But, graduates, you all are here today because a lot of people chose not to walk away from you. And there are so many kids just like you in communities across this country, kids like the DC-CAP high school grads here today, kids who need to meet you. They need to see that your story can be their story.
They need to hear the story of DC-CAP graduates like Rhia Hardman. Rhia’s father and stepmother were both crack addicts, and she spent her teenage years breaking up fights in her own home. She sometimes even had to survive without water or electricity. But Rhia decided to build a different life for herself. And as she wrote in a recent essay, she said, “Every time I wanted to quit, I pushed, knowing someone had the same dream but didn’t get the opportunity.” And today, Rhia is a proud graduate –- with honors –- from Virginia State University. (Applause.)
And then there’s Rashema Melson. Rashema’s family has been homeless for years, and there were times when she didn’t even have clean clothes to wear to school. But Rashema worked hard in her classes at Anacostia, and she ran track. She worked hard, and after four years of struggle, Rashema graduated as valedictorian of her class. And she will be attending Georgetown University on a full scholarship this fall. (Applause.)
I could go on and on, because so many of you have stories just like these –- stories of families who couldn’t support you, of communities where you weren’t safe, schools that maybe didn’t always live up to your promise. But ultimately, despite it all, you chose to succeed. And that is the thread that connects every single one of you.

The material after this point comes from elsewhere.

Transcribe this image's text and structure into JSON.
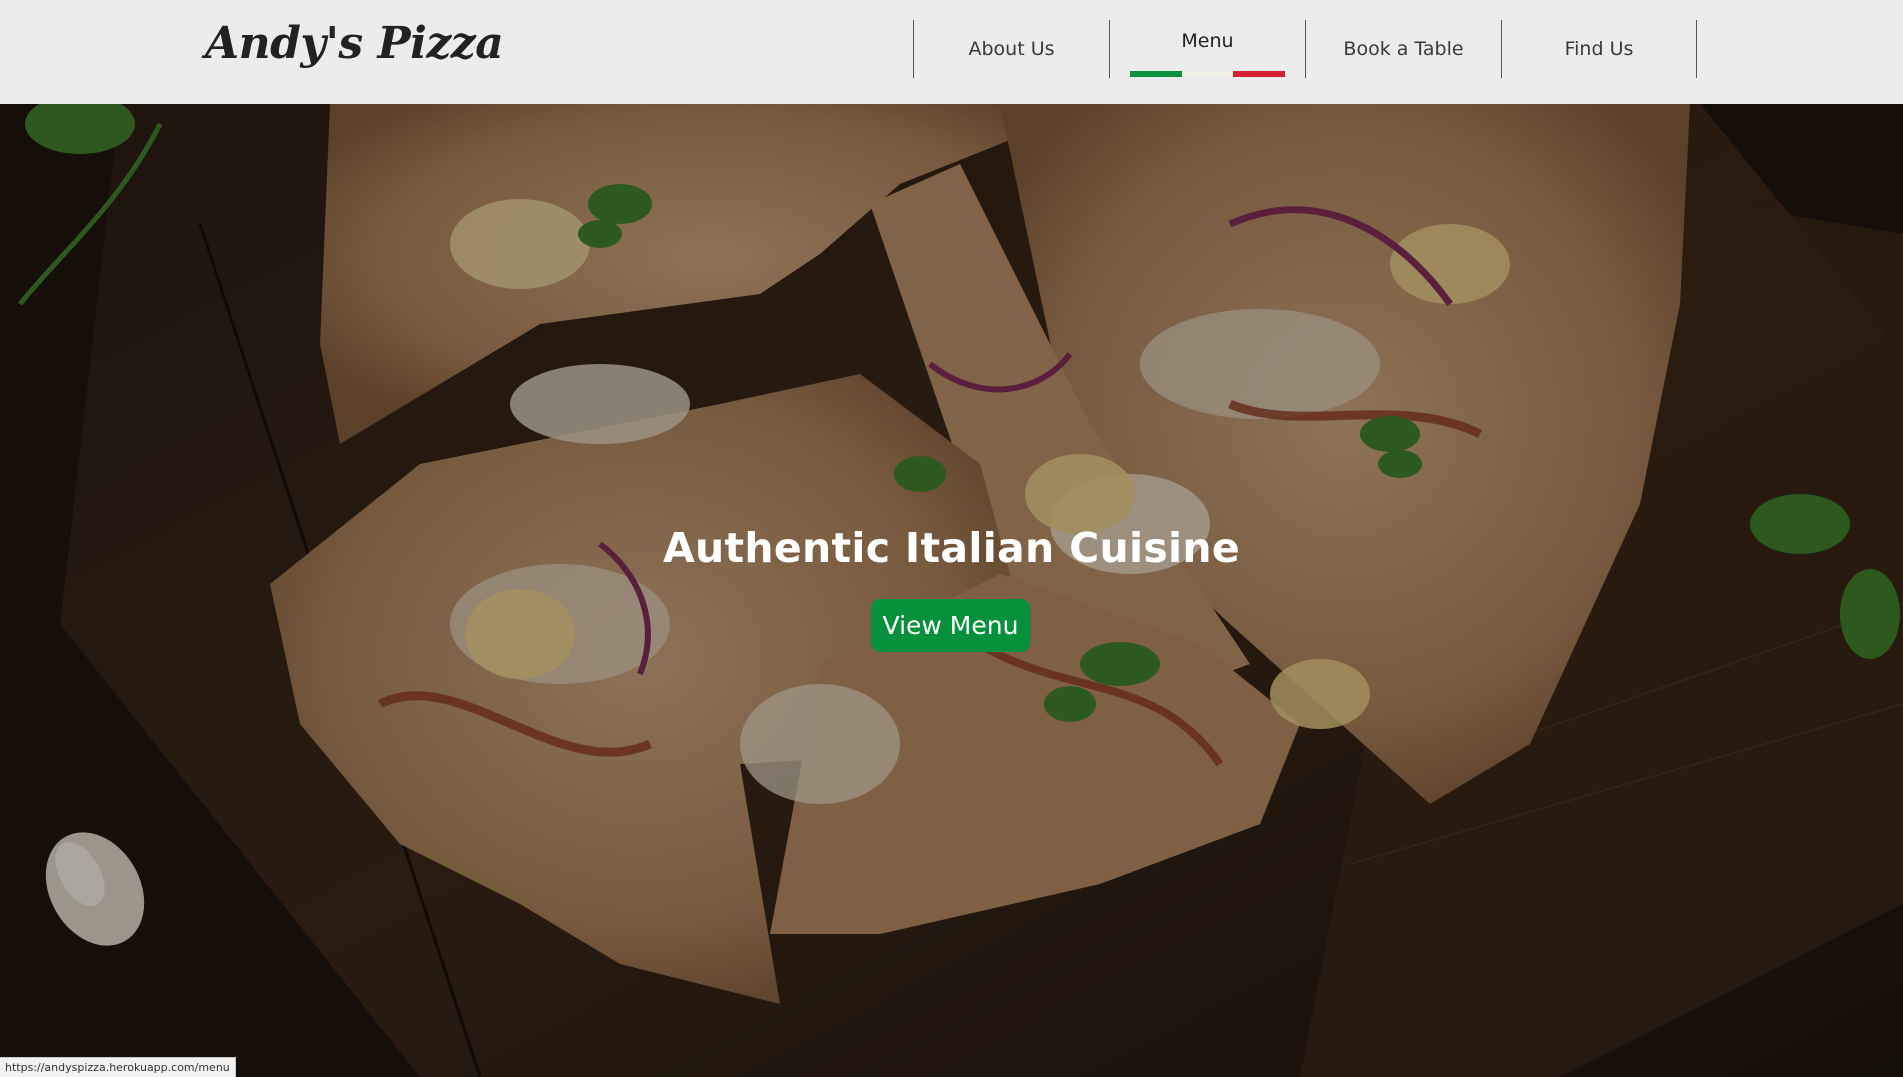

It is your mindset, your fierce belief in your own potential, your unwavering conviction that you deserve something better from life.
And if you all can graduate from college despite such overwhelming odds, then there is no reason why every child in this country can’t follow in your footsteps. (Applause.) Your shining success -- your success -- it’s a powerful message to every young person in America that you don’t have to wait for your neighborhood to improve, or for your school to turn around, or for your family to solve all its problems. Instead, no matter what’s going on in your life, you can find a way to make it to school every day, to go to class, to listen to those teachers, to get the education you deserve.
So, graduates, we need you out there as mentors and role models in our communities. We need you as leaders in your companies, urging them to support programs like DC-CAP. We need you working in our government, pushing our leaders to help every child get a college education no matter where they’re from or how they grew up. (Applause.) Because you know it is not enough just to help a small number of young people like you beat the odds. We need to change the odds for all young people across this country. Because this country, we need you. We really do. We need your passion, your determination, your brilliance, your drive. That’s one of the reasons why I started Reach Higher -- to help all our young people complete their education beyond high school.
So here’s the thing -- I want you all to know that I’m going to be fighting for you, and I am rooting for you and kids like you across this country. I will be doing this work not just for the rest of my time as First Lady, but for the rest of my life. (Applause.) Because, graduates, I believe in you. I really do. I’m so proud of you. I am inspired by you. And I can’t wait to see what you all achieve in the years ahead. So go out there and do some great things.
Thank you all. God bless. (Applause.)
6:37 P.M. EDT